What is expected: Line filter on the word "kuang": copy each matching line from the entries.
____
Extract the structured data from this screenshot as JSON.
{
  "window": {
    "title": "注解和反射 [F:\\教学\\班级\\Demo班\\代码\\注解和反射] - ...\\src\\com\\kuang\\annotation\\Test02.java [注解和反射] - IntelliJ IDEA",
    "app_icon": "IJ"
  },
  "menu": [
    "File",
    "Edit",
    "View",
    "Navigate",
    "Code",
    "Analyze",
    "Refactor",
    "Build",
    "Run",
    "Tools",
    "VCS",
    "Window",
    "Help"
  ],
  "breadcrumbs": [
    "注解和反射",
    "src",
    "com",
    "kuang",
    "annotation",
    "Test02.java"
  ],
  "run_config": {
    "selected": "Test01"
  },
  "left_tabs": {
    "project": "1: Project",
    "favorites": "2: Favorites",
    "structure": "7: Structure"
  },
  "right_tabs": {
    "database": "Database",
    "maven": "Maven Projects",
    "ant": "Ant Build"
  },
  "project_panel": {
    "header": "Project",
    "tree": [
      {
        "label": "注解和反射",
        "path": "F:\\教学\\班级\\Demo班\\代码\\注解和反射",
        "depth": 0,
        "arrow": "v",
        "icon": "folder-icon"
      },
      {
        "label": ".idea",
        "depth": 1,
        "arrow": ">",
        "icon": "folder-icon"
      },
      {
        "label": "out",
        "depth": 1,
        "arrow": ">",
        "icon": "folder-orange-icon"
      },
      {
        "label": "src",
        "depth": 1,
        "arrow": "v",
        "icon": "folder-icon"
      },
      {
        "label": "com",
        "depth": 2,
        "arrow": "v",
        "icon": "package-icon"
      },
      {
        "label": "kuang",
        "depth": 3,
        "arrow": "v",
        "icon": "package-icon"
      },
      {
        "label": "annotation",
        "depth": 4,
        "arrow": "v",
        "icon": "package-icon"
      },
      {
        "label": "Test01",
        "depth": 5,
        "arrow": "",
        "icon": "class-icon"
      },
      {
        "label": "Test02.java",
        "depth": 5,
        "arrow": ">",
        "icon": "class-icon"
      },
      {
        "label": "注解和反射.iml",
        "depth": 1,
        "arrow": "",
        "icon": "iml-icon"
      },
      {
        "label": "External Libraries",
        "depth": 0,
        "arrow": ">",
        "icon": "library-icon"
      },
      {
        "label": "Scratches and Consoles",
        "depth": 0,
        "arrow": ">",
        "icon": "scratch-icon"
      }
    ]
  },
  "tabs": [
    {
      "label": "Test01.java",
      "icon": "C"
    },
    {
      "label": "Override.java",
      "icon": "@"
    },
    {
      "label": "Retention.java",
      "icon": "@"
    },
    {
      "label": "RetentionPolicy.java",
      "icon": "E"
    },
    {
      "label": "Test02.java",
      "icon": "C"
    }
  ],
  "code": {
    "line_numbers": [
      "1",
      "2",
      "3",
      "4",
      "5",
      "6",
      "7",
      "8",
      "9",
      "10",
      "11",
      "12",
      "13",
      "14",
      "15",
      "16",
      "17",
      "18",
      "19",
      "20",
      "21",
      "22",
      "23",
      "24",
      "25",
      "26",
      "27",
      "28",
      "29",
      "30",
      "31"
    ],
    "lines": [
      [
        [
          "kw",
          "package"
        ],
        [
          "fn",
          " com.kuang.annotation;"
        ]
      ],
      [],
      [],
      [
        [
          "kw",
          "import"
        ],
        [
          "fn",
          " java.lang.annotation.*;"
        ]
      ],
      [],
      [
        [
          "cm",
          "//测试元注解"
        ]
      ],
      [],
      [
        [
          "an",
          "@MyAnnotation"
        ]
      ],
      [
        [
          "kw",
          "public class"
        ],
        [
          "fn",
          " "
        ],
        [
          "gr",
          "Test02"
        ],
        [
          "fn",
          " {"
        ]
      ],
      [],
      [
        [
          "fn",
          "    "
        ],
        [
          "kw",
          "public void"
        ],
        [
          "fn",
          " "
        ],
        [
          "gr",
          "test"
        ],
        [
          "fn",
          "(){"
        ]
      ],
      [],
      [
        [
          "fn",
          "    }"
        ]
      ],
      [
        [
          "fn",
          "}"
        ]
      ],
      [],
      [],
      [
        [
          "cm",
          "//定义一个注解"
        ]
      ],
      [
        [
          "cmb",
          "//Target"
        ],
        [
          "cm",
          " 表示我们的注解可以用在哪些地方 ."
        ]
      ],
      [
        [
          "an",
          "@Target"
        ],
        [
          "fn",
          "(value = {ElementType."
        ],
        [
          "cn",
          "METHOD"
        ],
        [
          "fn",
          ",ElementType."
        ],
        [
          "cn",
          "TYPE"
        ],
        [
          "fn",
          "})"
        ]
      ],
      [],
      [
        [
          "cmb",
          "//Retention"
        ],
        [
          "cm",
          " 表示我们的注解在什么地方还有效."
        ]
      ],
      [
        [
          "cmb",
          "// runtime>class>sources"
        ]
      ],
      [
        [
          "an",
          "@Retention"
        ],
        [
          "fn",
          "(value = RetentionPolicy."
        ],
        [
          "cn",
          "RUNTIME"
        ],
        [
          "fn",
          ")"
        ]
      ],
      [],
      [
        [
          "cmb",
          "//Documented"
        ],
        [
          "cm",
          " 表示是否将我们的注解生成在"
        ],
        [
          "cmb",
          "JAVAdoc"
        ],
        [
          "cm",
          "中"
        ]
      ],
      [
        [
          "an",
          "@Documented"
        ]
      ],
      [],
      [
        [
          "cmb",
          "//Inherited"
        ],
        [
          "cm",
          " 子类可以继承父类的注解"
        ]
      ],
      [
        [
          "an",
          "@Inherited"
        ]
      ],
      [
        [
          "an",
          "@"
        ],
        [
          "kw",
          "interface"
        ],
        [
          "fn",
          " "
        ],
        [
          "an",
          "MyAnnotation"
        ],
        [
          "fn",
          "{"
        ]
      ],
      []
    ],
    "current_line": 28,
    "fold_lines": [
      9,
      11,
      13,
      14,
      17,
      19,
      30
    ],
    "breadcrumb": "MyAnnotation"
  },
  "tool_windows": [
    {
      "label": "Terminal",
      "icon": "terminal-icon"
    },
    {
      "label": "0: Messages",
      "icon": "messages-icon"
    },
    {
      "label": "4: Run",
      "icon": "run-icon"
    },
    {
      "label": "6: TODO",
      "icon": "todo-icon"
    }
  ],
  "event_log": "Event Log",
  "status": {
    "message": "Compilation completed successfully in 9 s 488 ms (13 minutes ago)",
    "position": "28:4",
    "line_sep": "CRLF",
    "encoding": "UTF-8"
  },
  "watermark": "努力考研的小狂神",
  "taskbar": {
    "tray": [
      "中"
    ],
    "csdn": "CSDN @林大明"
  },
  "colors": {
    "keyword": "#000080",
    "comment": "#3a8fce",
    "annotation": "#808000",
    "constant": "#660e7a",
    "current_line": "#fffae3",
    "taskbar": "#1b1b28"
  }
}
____
Written solution:
    "title": "注解和反射 [F:\\教学\\班级\\Demo班\\代码\\注解和反射] - ...\\src\\com\\kuang\\annotation\\Test02.java [注解和反射] - IntelliJ IDEA",
    "kuang",
        "label": "kuang",
          " com.kuang.annotation;"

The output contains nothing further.